The change we want to see for children


Keep learning alive

The rapid spread of coronavirus has forced the world’s schools to shut their doors to over a billion children.

For the first time in human history, an entire generation has had their education disrupted. A child’s right to a quality, safe and inclusive education does not end if schools are closed.


“When I hear the word corona I feel bad because it has made me miss school and miss my friends. I have been trying to read my books at home after I do digging and washing plates. I can’t wait to hear that schools are open again.”

Stephen*, 15, lives in Kyangwali refugee settlement, Uganda.
Lebanon flag

Country Profile:


Prior to the COVID-19 pandemic, school systems across Lebanon were already weak, with an out-of-school rate for primary education at 11 per cent, and a 52 per cent transition rate into secondary school. Read more.


Prepare for the safe return to school

After months stuck at home, many children around the world are heading back to class.

But governments must ensure that every child is supported to return to school when it’s safe to do so – especially vulnerable and marginalised children – so they can return to learning, a sense of normality and they are protected from violence and abuse.

Nassir reading a book

“It is very difficult for us to get enough water and soap to wash our hands and protect ourselves from the virus. I worry the virus could spread here in our village and hurt many people I know.”

Nassir*, 12, lives in the Somali region in Ethiopia.
Bangladesh flag

Country Profile:


The Government of Bangladesh has taken several measures to limit the transmission of the COVID-19 virus. There has been a nationwide lockdown since late March with all educational facilities closed in mid-March. Read more.


Building back for better learning

All over the world, coronavirus has turned children’s lives upside down.

But lessons can be learnt from this crisis and if the right investments are made and policies put in place, we could accelerate progress - particularly for the most marginalised children - as the world begins to reopen its schools.

There’s still a lot to learn, and more research is required. But we suggest exploring the areas below.

Read our recommendations


“The coronavirus has changed my life because I can’t see my friends, I can’t go to school. I would say to boys and girls who are sad or worried: don’t worry, everything is going to be okay and this is going to pass.”

How we can protect a generation's education

The world needs to come together and protect education during this crisis. Education is at the very heart of the global recovery effort.

The international community must act on the following five areas to support low-and middle-income national governments to overcome this crisis and build back better towards achieving Sustainable Development Goal 4 in 2030.



This global education emergency requires a coordinated global education action plan that is well-planned, inclusive, gender-responsive, monitored and held accountable.



We call on governments and donors to protect the learning and wellbeing of a generation of children by committing $35 billion in funding, mobilised through the World Bank and other multilateral development banks via a supplementary International Development Association budget.

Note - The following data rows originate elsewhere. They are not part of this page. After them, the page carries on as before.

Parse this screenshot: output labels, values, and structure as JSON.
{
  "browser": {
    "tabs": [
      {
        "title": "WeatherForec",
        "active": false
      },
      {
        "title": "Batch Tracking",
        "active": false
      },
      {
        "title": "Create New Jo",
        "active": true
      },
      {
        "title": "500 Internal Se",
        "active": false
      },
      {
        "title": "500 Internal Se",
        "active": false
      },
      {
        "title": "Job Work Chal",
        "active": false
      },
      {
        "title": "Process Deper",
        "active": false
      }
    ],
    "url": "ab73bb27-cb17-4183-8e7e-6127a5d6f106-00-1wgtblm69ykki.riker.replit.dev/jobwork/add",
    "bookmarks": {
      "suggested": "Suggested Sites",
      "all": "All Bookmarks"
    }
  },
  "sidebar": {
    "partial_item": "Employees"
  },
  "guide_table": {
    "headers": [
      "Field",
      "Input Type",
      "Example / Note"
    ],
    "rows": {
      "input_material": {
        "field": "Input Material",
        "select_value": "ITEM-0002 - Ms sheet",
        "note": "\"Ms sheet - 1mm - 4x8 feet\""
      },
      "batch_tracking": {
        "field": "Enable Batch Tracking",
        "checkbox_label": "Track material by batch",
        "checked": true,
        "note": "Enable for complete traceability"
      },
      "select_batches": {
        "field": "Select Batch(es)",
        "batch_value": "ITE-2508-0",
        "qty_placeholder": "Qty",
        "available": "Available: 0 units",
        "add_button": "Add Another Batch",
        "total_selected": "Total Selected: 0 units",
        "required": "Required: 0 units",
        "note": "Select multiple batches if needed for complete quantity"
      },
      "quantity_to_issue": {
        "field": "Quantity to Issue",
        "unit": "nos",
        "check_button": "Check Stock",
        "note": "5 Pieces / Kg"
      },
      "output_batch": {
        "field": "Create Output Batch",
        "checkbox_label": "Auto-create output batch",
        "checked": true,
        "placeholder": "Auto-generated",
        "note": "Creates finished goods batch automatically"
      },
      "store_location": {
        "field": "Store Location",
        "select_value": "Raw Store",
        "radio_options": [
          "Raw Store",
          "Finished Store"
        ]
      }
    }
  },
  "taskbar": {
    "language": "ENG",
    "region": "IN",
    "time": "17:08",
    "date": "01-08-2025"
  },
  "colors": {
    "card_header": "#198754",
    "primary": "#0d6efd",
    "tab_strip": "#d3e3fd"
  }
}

Read our recommendations



This global education emergency requires a coordinated global education action plan that is well-planned, inclusive, gender-responsive, monitored and held accountable.

Read our recommendations



Children must be kept safe whilst out of school and when they return.

Read our recommendations



The education community should urgently meet to coordinate action and lead on tracking progress on the three priority areas outlined in this report.

Read more detailed recommendations in the full report

Download our report

We must act now

We can’t sit back and watch as coronavirus robs millions more children of the future they deserve.

Child in classroom

Together, we can make sure children everywhere get a quality education, so they can achieve their hopes and dreams.

Each and every one of us has a part to play.

Save our Education

*names changed to protect identity